the Jordanian Department of Antiquities and its counterpart in Syria clearly are beginning to lose the fight against antiquities smuggling. and now it is being offered again. 4 First posted October 1998. souvenir dealers and rug merchants in Amman. has had a very bad effect on the archaeology of neighbouring countries. The object was said to have a provenance that would place it in Switzerland thirty or more years ago. the market will continue and the destruction of archaeological sites will increase. Damascus. thereby avoiding the difficulties presented by the UNESCO resolutions on cultural property. This time. and one of these persons discussed the importance of the inscription with me.more cautious. I am told. Page design updated September 2006 . We hear reports of looted sites in Syria and Jordan. In the past two years. after a complaint was lodged in an Amman newspaper. with a very important inscription related to a revolt against the Old Babylonian kin Samsuiluna.
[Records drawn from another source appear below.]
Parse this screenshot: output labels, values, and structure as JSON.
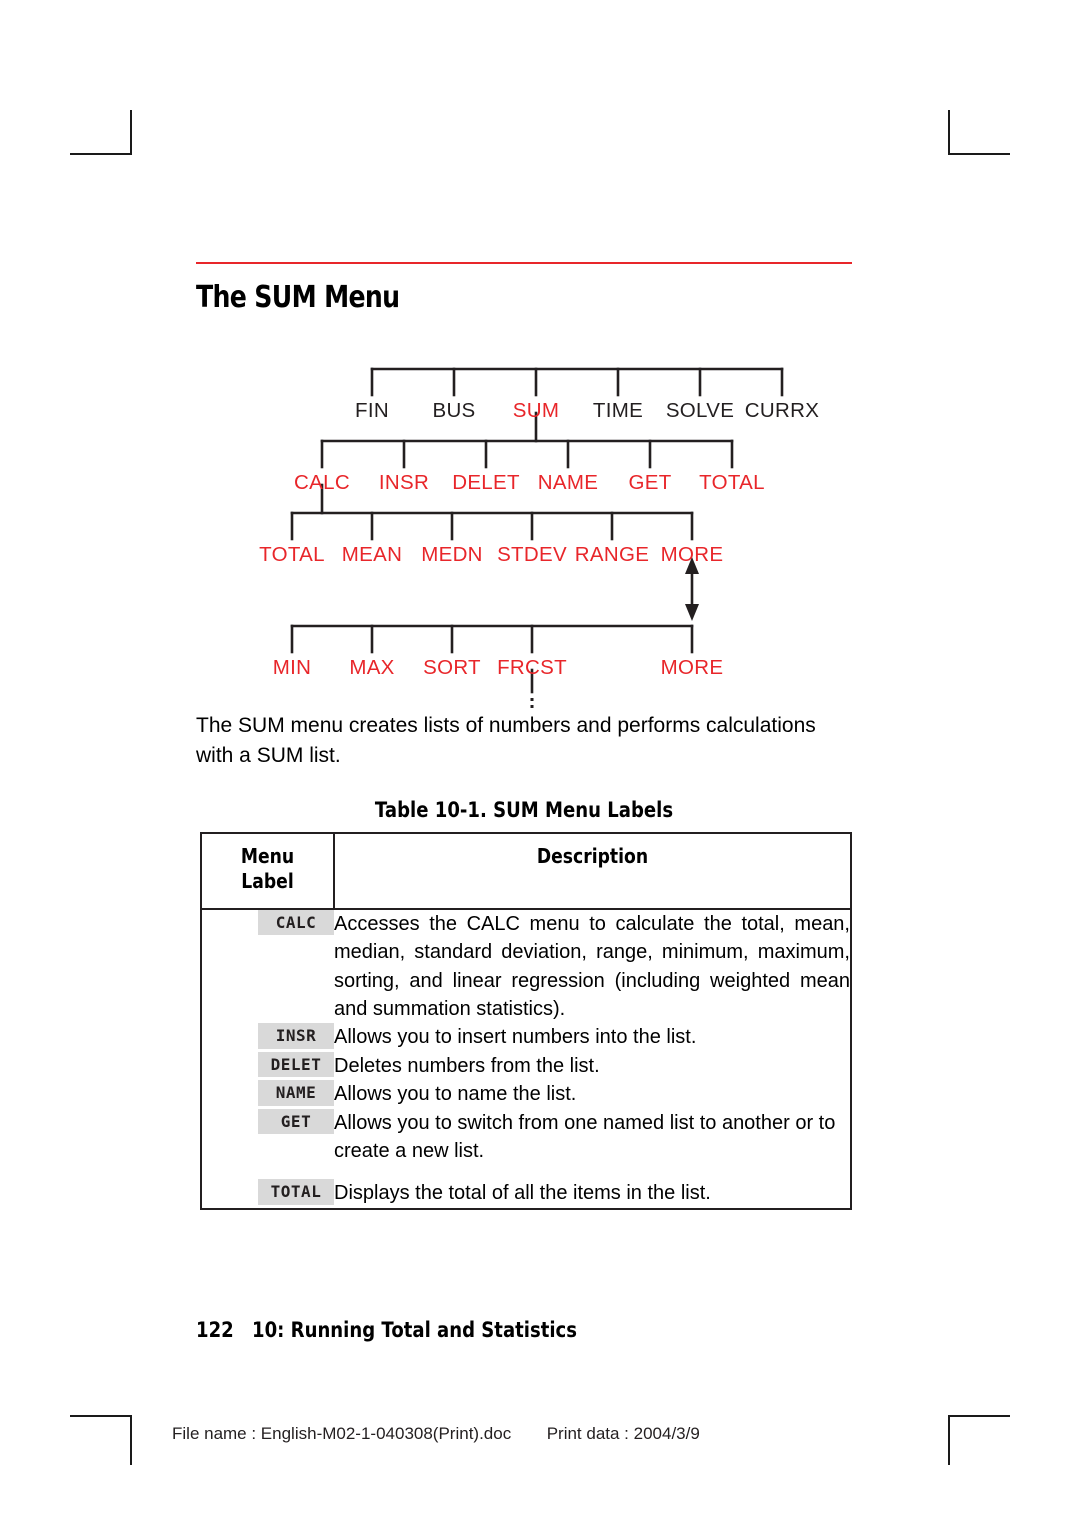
{
  "page": {
    "title": "The SUM Menu",
    "accent_rule_color": "#e8262a",
    "paragraph": "The SUM menu creates lists of numbers and performs calculations with a SUM list.",
    "footer_page_number": "122",
    "footer_chapter": "10: Running Total and Statistics",
    "print_file_label": "File name : English-M02-1-040308(Print).doc",
    "print_date_label": "Print data : 2004/3/9"
  },
  "diagram": {
    "name": "sum-menu-tree",
    "highlight_color": "#e8262a",
    "plain_color": "#231f20",
    "levels": [
      {
        "row": 1,
        "nodes": [
          {
            "label": "FIN",
            "color": "plain"
          },
          {
            "label": "BUS",
            "color": "plain"
          },
          {
            "label": "SUM",
            "color": "highlight"
          },
          {
            "label": "TIME",
            "color": "plain"
          },
          {
            "label": "SOLVE",
            "color": "plain"
          },
          {
            "label": "CURRX",
            "color": "plain"
          }
        ]
      },
      {
        "row": 2,
        "nodes": [
          {
            "label": "CALC",
            "color": "highlight"
          },
          {
            "label": "INSR",
            "color": "highlight"
          },
          {
            "label": "DELET",
            "color": "highlight"
          },
          {
            "label": "NAME",
            "color": "highlight"
          },
          {
            "label": "GET",
            "color": "highlight"
          },
          {
            "label": "TOTAL",
            "color": "highlight"
          }
        ]
      },
      {
        "row": 3,
        "nodes": [
          {
            "label": "TOTAL",
            "color": "highlight"
          },
          {
            "label": "MEAN",
            "color": "highlight"
          },
          {
            "label": "MEDN",
            "color": "highlight"
          },
          {
            "label": "STDEV",
            "color": "highlight"
          },
          {
            "label": "RANGE",
            "color": "highlight"
          },
          {
            "label": "MORE",
            "color": "highlight"
          }
        ]
      },
      {
        "row": 4,
        "nodes": [
          {
            "label": "MIN",
            "color": "highlight"
          },
          {
            "label": "MAX",
            "color": "highlight"
          },
          {
            "label": "SORT",
            "color": "highlight"
          },
          {
            "label": "FRCST",
            "color": "highlight"
          },
          {
            "label": "MORE",
            "color": "highlight"
          }
        ]
      }
    ],
    "annotations": {
      "more_toggle_arrow": "double-headed-vertical-arrow",
      "frcst_continuation": "vertical-dotted-continuation"
    }
  },
  "table": {
    "caption": "Table 10-1. SUM Menu Labels",
    "headers": {
      "label": "Menu\nLabel",
      "label_line1": "Menu",
      "label_line2": "Label",
      "description": "Description"
    },
    "rows": [
      {
        "label": "CALC",
        "description": "Accesses the CALC menu to calculate the total, mean, median, standard deviation, range, minimum, maximum, sorting, and linear regression (including weighted mean and summation statistics)."
      },
      {
        "label": "INSR",
        "description": "Allows you to insert numbers into the list."
      },
      {
        "label": "DELET",
        "description": "Deletes numbers from the list."
      },
      {
        "label": "NAME",
        "description": "Allows you to name the list."
      },
      {
        "label": "GET",
        "description": "Allows you to switch from one named list to another or to create a new list."
      },
      {
        "label": "TOTAL",
        "description": "Displays the total of all the items in the list."
      }
    ]
  }
}
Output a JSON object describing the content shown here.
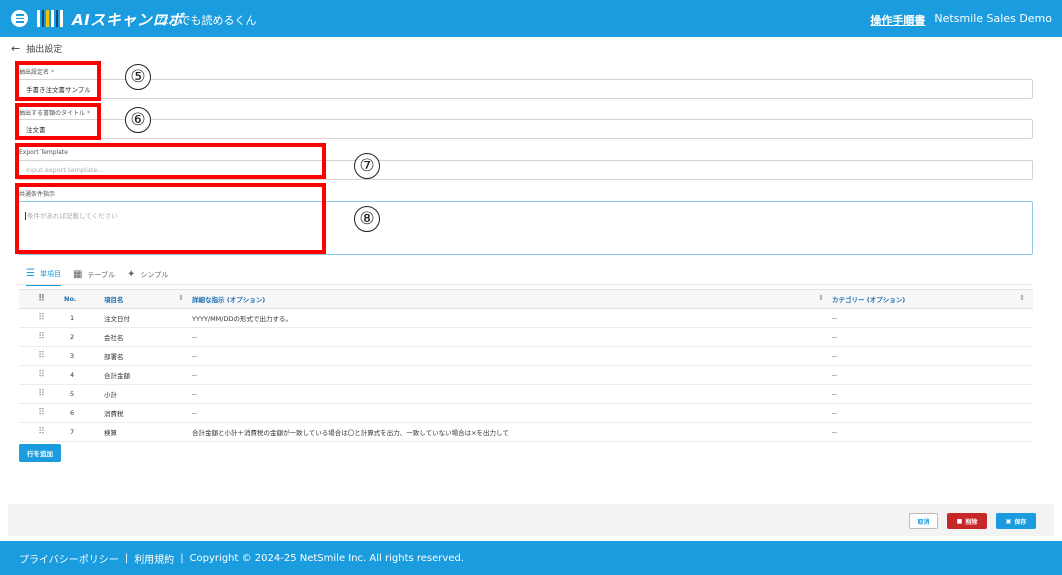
{
  "header": {
    "logo_text": "AIスキャンロボ",
    "logo_subtitle": "なんでも読めるくん",
    "manual_link": "操作手順書",
    "account_name": "Netsmile Sales Demo"
  },
  "breadcrumb": {
    "title": "抽出設定"
  },
  "form": {
    "name_label": "抽出設定名",
    "name_value": "手書き注文書サンプル",
    "doc_title_label": "抽出する書類のタイトル",
    "doc_title_value": "注文書",
    "export_label": "Export Template",
    "export_placeholder": "Input export template...",
    "condition_label": "共通条件指示",
    "condition_placeholder": "条件があれば記載してください",
    "required_mark": "*"
  },
  "annotations": [
    "⑤",
    "⑥",
    "⑦",
    "⑧"
  ],
  "tabs": [
    {
      "label": "単項目",
      "active": true
    },
    {
      "label": "テーブル",
      "active": false
    },
    {
      "label": "シンプル",
      "active": false
    }
  ],
  "table": {
    "headers": {
      "no": "No.",
      "name": "項目名",
      "detail": "詳細な指示 (オプション)",
      "category": "カテゴリー (オプション)"
    },
    "rows": [
      {
        "no": "1",
        "name": "注文日付",
        "detail": "YYYY/MM/DDの形式で出力する。",
        "category": "--"
      },
      {
        "no": "2",
        "name": "会社名",
        "detail": "--",
        "category": "--"
      },
      {
        "no": "3",
        "name": "部署名",
        "detail": "--",
        "category": "--"
      },
      {
        "no": "4",
        "name": "合計金額",
        "detail": "--",
        "category": "--"
      },
      {
        "no": "5",
        "name": "小計",
        "detail": "--",
        "category": "--"
      },
      {
        "no": "6",
        "name": "消費税",
        "detail": "--",
        "category": "--"
      },
      {
        "no": "7",
        "name": "検算",
        "detail": "合計金額と小計＋消費税の金額が一致している場合は〇と計算式を出力、一致していない場合は×を出力して",
        "category": "--"
      }
    ]
  },
  "add_row_label": "行を追加",
  "actions": {
    "cancel": "取消",
    "delete": "削除",
    "save": "保存"
  },
  "footer": {
    "privacy": "プライバシーポリシー",
    "sep1": "|",
    "terms": "利用規約",
    "sep2": "|",
    "copyright": "Copyright © 2024-25 NetSmile Inc. All rights reserved."
  },
  "colors": {
    "primary": "#1a9cde",
    "danger": "#c62828",
    "annotation": "#ff0000"
  }
}
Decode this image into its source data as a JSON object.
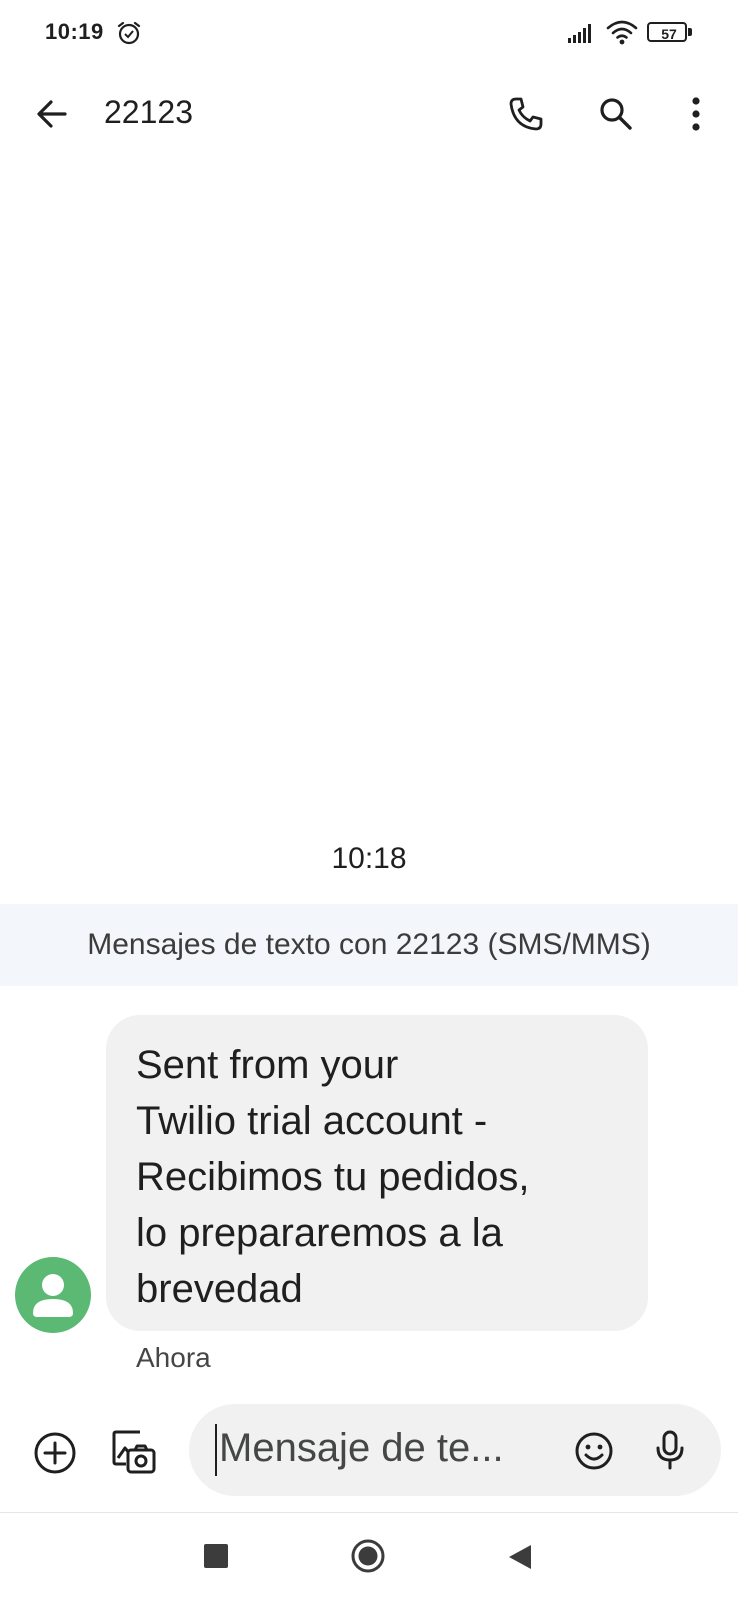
{
  "status_bar": {
    "time": "10:19",
    "battery_level": "57",
    "icons": [
      "alarm-icon",
      "signal-icon",
      "wifi-icon",
      "battery-icon"
    ]
  },
  "app_bar": {
    "title": "22123",
    "icons": [
      "back-arrow-icon",
      "phone-icon",
      "search-icon",
      "more-vert-icon"
    ]
  },
  "conversation": {
    "timestamp": "10:18",
    "banner": "Mensajes de texto con 22123 (SMS/MMS)",
    "messages": [
      {
        "text": "Sent from your\nTwilio trial account -\nRecibimos tu pedidos,\nlo prepararemos a la\nbrevedad",
        "time": "Ahora"
      }
    ]
  },
  "compose": {
    "placeholder": "Mensaje de te...",
    "icons": [
      "add-circle-icon",
      "gallery-camera-icon",
      "emoji-icon",
      "mic-icon"
    ]
  },
  "nav_bar": {
    "icons": [
      "recents-icon",
      "home-icon",
      "back-triangle-icon"
    ]
  },
  "colors": {
    "avatar": "#5bb974",
    "bubble": "#f1f1f1",
    "banner": "#f3f6fb",
    "text": "#1f1f1f"
  }
}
Several colleagues who attended an American Oriental Society meeting at that time were shown photographs of the object. The dealer was unable to sell the artefact at that time. Since the Jordanian Department of Antiquities has had as strict a rule against the trade in antiquities as Iraq. the price is greatly reduced and the provenance has been changed. poor quality or fake Iraqi antiquities. The brisk trade in smuggled Iraqi antiquities. regardless of the route. was being offered two years ago by an unnamed dealer in London. Despite a well-publicised raid on one shop. now it is said to have a certificate of export from the Jordanian government. But as long as the smuggling is encouraged and abetted by our professional colleagues. and those museums' donors who are major collectors. the certificate is of dubious value. but they had many more Jordanian and Syrian items. A large stone statue fragment. major museums. and Aleppo offered me a few.